Source data Start Marker
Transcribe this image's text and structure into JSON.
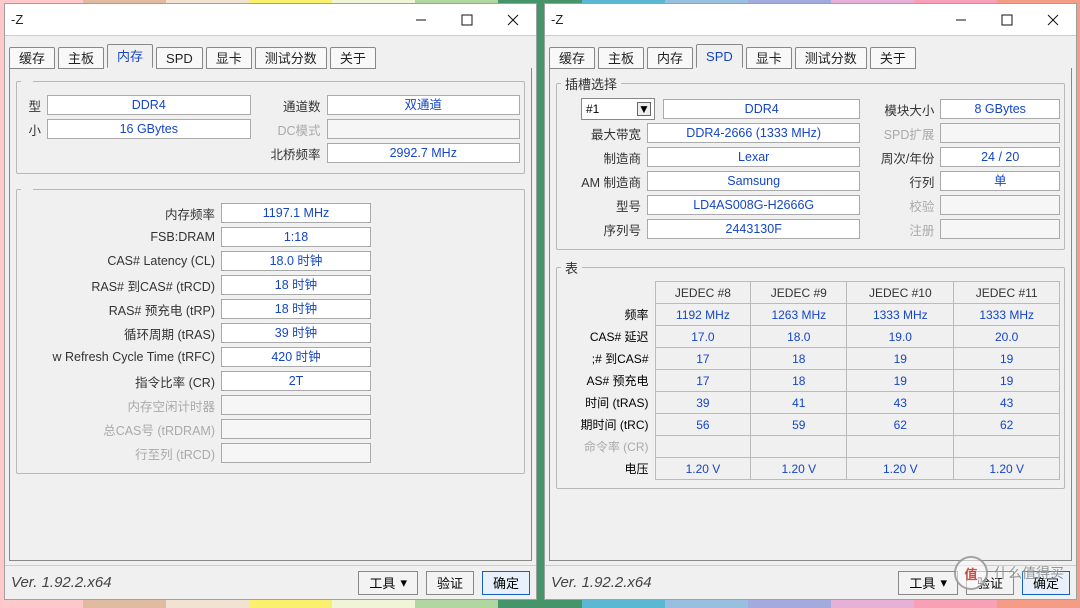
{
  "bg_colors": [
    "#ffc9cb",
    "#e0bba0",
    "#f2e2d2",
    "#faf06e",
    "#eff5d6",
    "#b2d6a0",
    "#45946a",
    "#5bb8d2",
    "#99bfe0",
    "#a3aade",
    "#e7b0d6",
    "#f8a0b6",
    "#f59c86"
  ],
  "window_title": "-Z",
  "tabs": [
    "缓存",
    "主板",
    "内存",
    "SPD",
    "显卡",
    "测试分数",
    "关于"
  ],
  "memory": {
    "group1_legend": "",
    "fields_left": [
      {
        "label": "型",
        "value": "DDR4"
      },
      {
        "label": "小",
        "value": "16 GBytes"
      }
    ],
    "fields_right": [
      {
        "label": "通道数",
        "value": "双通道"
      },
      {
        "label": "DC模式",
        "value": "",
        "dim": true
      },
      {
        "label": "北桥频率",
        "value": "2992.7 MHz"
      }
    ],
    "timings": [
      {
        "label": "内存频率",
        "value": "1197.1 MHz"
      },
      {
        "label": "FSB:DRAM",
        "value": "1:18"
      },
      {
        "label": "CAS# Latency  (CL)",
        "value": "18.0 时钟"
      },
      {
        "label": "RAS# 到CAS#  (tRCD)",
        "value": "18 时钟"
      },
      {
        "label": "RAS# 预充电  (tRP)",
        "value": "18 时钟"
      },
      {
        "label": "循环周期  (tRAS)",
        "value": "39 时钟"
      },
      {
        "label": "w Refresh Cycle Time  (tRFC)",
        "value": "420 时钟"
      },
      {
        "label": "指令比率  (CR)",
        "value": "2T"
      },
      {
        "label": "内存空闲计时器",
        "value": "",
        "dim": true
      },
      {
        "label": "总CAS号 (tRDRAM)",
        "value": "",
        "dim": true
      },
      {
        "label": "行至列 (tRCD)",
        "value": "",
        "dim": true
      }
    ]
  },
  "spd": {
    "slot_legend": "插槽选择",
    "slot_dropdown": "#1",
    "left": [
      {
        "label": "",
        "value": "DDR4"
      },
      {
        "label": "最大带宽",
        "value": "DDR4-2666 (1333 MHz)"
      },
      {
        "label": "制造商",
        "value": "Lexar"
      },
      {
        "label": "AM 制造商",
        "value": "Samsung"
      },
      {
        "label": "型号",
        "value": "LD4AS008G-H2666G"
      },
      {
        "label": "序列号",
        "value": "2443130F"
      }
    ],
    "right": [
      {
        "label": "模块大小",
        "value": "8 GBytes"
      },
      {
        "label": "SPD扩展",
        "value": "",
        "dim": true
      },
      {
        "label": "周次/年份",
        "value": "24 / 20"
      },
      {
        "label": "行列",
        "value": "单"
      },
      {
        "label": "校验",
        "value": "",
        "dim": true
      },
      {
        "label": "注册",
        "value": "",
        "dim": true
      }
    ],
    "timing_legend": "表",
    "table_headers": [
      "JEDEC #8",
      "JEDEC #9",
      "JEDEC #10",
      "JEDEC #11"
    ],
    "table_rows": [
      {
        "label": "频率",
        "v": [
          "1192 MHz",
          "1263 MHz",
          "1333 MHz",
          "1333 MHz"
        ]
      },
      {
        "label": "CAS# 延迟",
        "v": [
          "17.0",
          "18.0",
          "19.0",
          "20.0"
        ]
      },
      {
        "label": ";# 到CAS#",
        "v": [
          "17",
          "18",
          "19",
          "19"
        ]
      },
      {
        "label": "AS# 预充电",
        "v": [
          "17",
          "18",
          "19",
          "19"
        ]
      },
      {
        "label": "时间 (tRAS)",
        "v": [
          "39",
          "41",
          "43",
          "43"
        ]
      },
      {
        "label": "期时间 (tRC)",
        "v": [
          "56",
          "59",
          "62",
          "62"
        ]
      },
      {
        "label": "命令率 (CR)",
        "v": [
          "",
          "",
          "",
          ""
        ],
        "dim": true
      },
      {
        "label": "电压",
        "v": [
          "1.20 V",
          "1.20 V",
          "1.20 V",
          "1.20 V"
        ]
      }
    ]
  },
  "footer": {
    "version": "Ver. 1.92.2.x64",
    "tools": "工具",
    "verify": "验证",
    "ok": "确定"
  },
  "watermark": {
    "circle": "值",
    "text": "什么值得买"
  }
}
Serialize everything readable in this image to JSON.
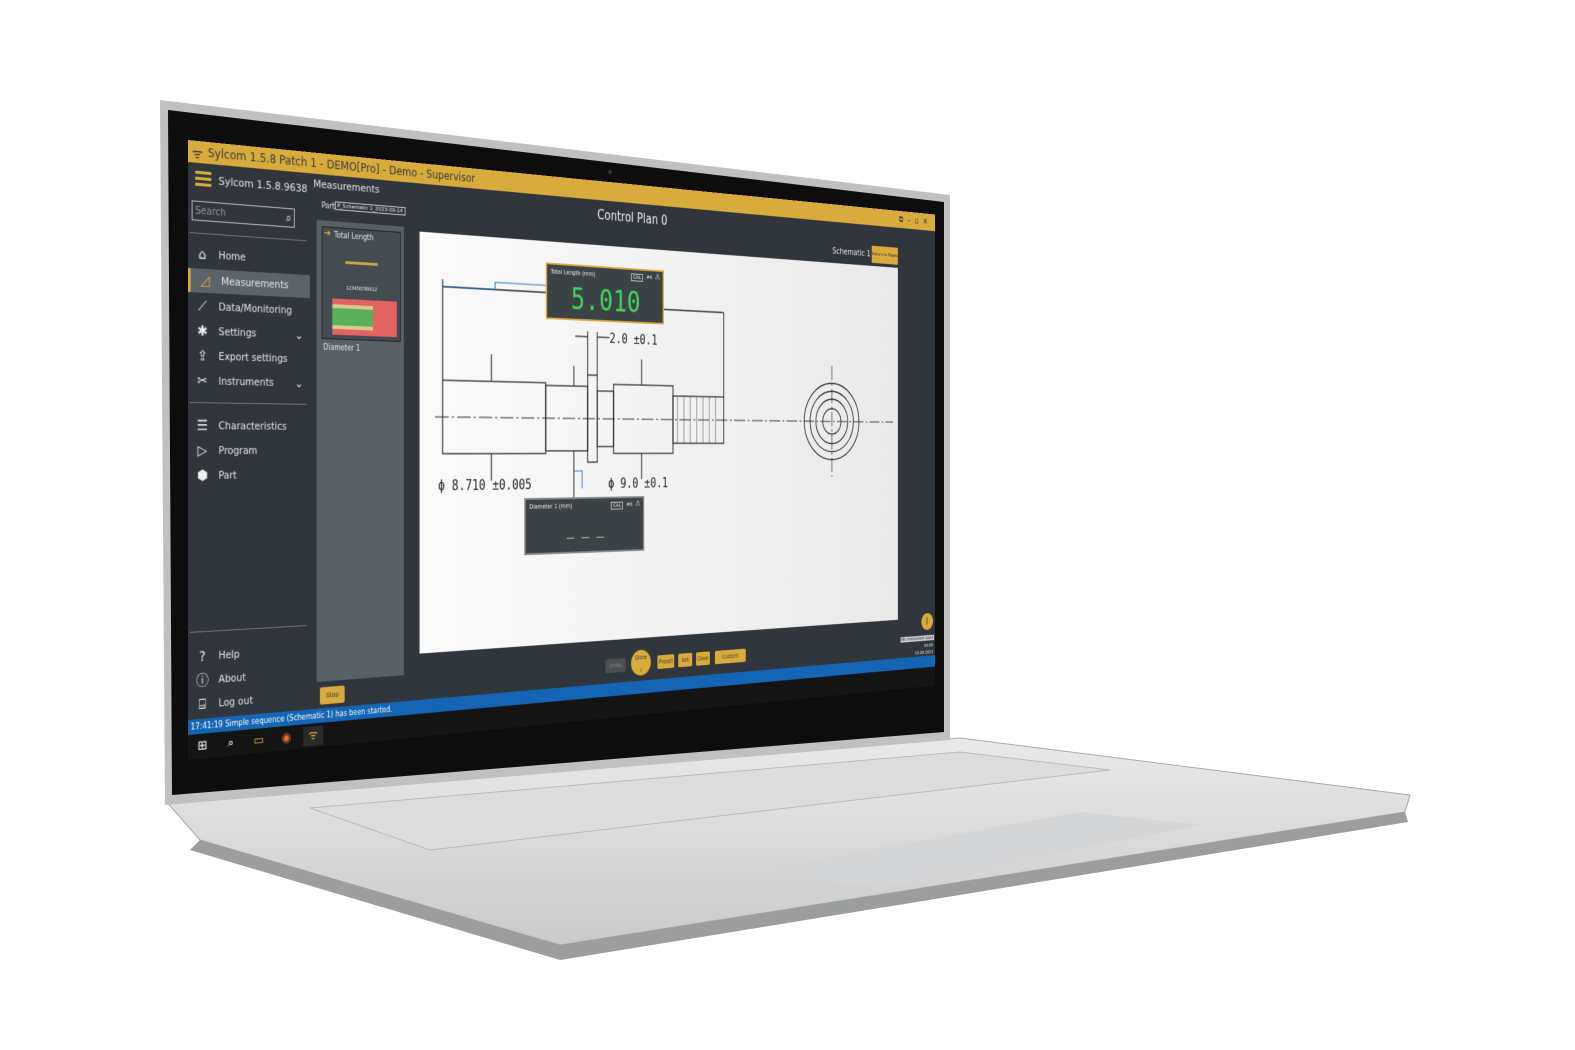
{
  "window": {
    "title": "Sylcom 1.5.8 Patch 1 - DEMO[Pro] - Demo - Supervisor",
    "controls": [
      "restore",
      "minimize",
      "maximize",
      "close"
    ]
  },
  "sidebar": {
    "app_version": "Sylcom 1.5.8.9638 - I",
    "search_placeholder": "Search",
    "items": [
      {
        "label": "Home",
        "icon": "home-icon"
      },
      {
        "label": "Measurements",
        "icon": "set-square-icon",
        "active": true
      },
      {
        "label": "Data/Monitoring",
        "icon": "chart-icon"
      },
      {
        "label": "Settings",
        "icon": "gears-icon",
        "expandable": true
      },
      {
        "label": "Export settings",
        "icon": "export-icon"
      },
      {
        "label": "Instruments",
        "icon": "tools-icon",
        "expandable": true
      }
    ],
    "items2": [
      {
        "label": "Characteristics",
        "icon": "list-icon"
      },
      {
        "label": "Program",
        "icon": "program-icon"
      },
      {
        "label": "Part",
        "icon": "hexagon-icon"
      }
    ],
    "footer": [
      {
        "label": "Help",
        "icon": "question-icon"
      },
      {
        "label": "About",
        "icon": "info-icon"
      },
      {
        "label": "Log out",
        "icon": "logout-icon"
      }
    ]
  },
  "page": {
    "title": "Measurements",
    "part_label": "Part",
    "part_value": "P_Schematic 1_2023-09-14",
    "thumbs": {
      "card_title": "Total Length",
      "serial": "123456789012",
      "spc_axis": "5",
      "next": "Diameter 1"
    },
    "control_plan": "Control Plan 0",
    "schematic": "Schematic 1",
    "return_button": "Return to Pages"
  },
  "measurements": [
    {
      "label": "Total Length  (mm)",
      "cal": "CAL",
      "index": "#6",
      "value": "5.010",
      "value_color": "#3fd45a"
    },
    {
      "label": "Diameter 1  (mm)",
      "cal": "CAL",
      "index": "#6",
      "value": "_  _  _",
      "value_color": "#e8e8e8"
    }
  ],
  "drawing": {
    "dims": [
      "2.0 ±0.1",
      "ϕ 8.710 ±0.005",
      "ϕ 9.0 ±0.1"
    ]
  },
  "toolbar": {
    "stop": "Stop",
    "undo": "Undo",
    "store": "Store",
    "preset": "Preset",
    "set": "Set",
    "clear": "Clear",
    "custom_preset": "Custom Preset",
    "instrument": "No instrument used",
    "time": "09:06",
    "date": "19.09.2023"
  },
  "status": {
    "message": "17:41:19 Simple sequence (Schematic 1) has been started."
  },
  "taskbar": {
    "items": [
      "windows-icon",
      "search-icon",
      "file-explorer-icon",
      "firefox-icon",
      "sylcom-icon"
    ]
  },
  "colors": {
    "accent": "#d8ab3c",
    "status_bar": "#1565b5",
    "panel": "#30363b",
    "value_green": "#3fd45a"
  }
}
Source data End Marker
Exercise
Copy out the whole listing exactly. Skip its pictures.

Response
Transcribe this image's text and structure into JSON.
{
  "bg_colors": [
    "#ffc9cb",
    "#e0bba0",
    "#f2e2d2",
    "#faf06e",
    "#eff5d6",
    "#b2d6a0",
    "#45946a",
    "#5bb8d2",
    "#99bfe0",
    "#a3aade",
    "#e7b0d6",
    "#f8a0b6",
    "#f59c86"
  ],
  "window_title": "-Z",
  "tabs": [
    "缓存",
    "主板",
    "内存",
    "SPD",
    "显卡",
    "测试分数",
    "关于"
  ],
  "memory": {
    "group1_legend": "",
    "fields_left": [
      {
        "label": "型",
        "value": "DDR4"
      },
      {
        "label": "小",
        "value": "16 GBytes"
      }
    ],
    "fields_right": [
      {
        "label": "通道数",
        "value": "双通道"
      },
      {
        "label": "DC模式",
        "value": "",
        "dim": true
      },
      {
        "label": "北桥频率",
        "value": "2992.7 MHz"
      }
    ],
    "timings": [
      {
        "label": "内存频率",
        "value": "1197.1 MHz"
      },
      {
        "label": "FSB:DRAM",
        "value": "1:18"
      },
      {
        "label": "CAS# Latency  (CL)",
        "value": "18.0 时钟"
      },
      {
        "label": "RAS# 到CAS#  (tRCD)",
        "value": "18 时钟"
      },
      {
        "label": "RAS# 预充电  (tRP)",
        "value": "18 时钟"
      },
      {
        "label": "循环周期  (tRAS)",
        "value": "39 时钟"
      },
      {
        "label": "w Refresh Cycle Time  (tRFC)",
        "value": "420 时钟"
      },
      {
        "label": "指令比率  (CR)",
        "value": "2T"
      },
      {
        "label": "内存空闲计时器",
        "value": "",
        "dim": true
      },
      {
        "label": "总CAS号 (tRDRAM)",
        "value": "",
        "dim": true
      },
      {
        "label": "行至列 (tRCD)",
        "value": "",
        "dim": true
      }
    ]
  },
  "spd": {
    "slot_legend": "插槽选择",
    "slot_dropdown": "#1",
    "left": [
      {
        "label": "",
        "value": "DDR4"
      },
      {
        "label": "最大带宽",
        "value": "DDR4-2666 (1333 MHz)"
      },
      {
        "label": "制造商",
        "value": "Lexar"
      },
      {
        "label": "AM 制造商",
        "value": "Samsung"
      },
      {
        "label": "型号",
        "value": "LD4AS008G-H2666G"
      },
      {
        "label": "序列号",
        "value": "2443130F"
      }
    ],
    "right": [
      {
        "label": "模块大小",
        "value": "8 GBytes"
      },
      {
        "label": "SPD扩展",
        "value": "",
        "dim": true
      },
      {
        "label": "周次/年份",
        "value": "24 / 20"
      },
      {
        "label": "行列",
        "value": "单"
      },
      {
        "label": "校验",
        "value": "",
        "dim": true
      },
      {
        "label": "注册",
        "value": "",
        "dim": true
      }
    ],
    "timing_legend": "表",
    "table_headers": [
      "JEDEC #8",
      "JEDEC #9",
      "JEDEC #10",
      "JEDEC #11"
    ],
    "table_rows": [
      {
        "label": "频率",
        "v": [
          "1192 MHz",
          "1263 MHz",
          "1333 MHz",
          "1333 MHz"
        ]
      },
      {
        "label": "CAS# 延迟",
        "v": [
          "17.0",
          "18.0",
          "19.0",
          "20.0"
        ]
      },
      {
        "label": ";# 到CAS#",
        "v": [
          "17",
          "18",
          "19",
          "19"
        ]
      },
      {
        "label": "AS# 预充电",
        "v": [
          "17",
          "18",
          "19",
          "19"
        ]
      },
      {
        "label": "时间 (tRAS)",
        "v": [
          "39",
          "41",
          "43",
          "43"
        ]
      },
      {
        "label": "期时间 (tRC)",
        "v": [
          "56",
          "59",
          "62",
          "62"
        ]
      },
      {
        "label": "命令率 (CR)",
        "v": [
          "",
          "",
          "",
          ""
        ],
        "dim": true
      },
      {
        "label": "电压",
        "v": [
          "1.20 V",
          "1.20 V",
          "1.20 V",
          "1.20 V"
        ]
      }
    ]
  },
  "footer": {
    "version": "Ver. 1.92.2.x64",
    "tools": "工具",
    "verify": "验证",
    "ok": "确定"
  },
  "watermark": {
    "circle": "值",
    "text": "什么值得买"
  }
}
Serialize everything readable in this image to JSON.
{
  "window": {
    "title": "Sylcom 1.5.8 Patch 1 - DEMO[Pro] - Demo - Supervisor",
    "controls": [
      "restore",
      "minimize",
      "maximize",
      "close"
    ]
  },
  "sidebar": {
    "app_version": "Sylcom 1.5.8.9638 - I",
    "search_placeholder": "Search",
    "items": [
      {
        "label": "Home",
        "icon": "home-icon"
      },
      {
        "label": "Measurements",
        "icon": "set-square-icon",
        "active": true
      },
      {
        "label": "Data/Monitoring",
        "icon": "chart-icon"
      },
      {
        "label": "Settings",
        "icon": "gears-icon",
        "expandable": true
      },
      {
        "label": "Export settings",
        "icon": "export-icon"
      },
      {
        "label": "Instruments",
        "icon": "tools-icon",
        "expandable": true
      }
    ],
    "items2": [
      {
        "label": "Characteristics",
        "icon": "list-icon"
      },
      {
        "label": "Program",
        "icon": "program-icon"
      },
      {
        "label": "Part",
        "icon": "hexagon-icon"
      }
    ],
    "footer": [
      {
        "label": "Help",
        "icon": "question-icon"
      },
      {
        "label": "About",
        "icon": "info-icon"
      },
      {
        "label": "Log out",
        "icon": "logout-icon"
      }
    ]
  },
  "page": {
    "title": "Measurements",
    "part_label": "Part",
    "part_value": "P_Schematic 1_2023-09-14",
    "thumbs": {
      "card_title": "Total Length",
      "serial": "123456789012",
      "spc_axis": "5",
      "next": "Diameter 1"
    },
    "control_plan": "Control Plan 0",
    "schematic": "Schematic 1",
    "return_button": "Return to Pages"
  },
  "measurements": [
    {
      "label": "Total Length  (mm)",
      "cal": "CAL",
      "index": "#6",
      "value": "5.010",
      "value_color": "#3fd45a"
    },
    {
      "label": "Diameter 1  (mm)",
      "cal": "CAL",
      "index": "#6",
      "value": "_  _  _",
      "value_color": "#e8e8e8"
    }
  ],
  "drawing": {
    "dims": [
      "2.0 ±0.1",
      "ϕ 8.710 ±0.005",
      "ϕ 9.0 ±0.1"
    ]
  },
  "toolbar": {
    "stop": "Stop",
    "undo": "Undo",
    "store": "Store",
    "preset": "Preset",
    "set": "Set",
    "clear": "Clear",
    "custom_preset": "Custom Preset",
    "instrument": "No instrument used",
    "time": "09:06",
    "date": "19.09.2023"
  },
  "status": {
    "message": "17:41:19 Simple sequence (Schematic 1) has been started."
  },
  "taskbar": {
    "items": [
      "windows-icon",
      "search-icon",
      "file-explorer-icon",
      "firefox-icon",
      "sylcom-icon"
    ]
  },
  "colors": {
    "accent": "#d8ab3c",
    "status_bar": "#1565b5",
    "panel": "#30363b",
    "value_green": "#3fd45a"
  }
}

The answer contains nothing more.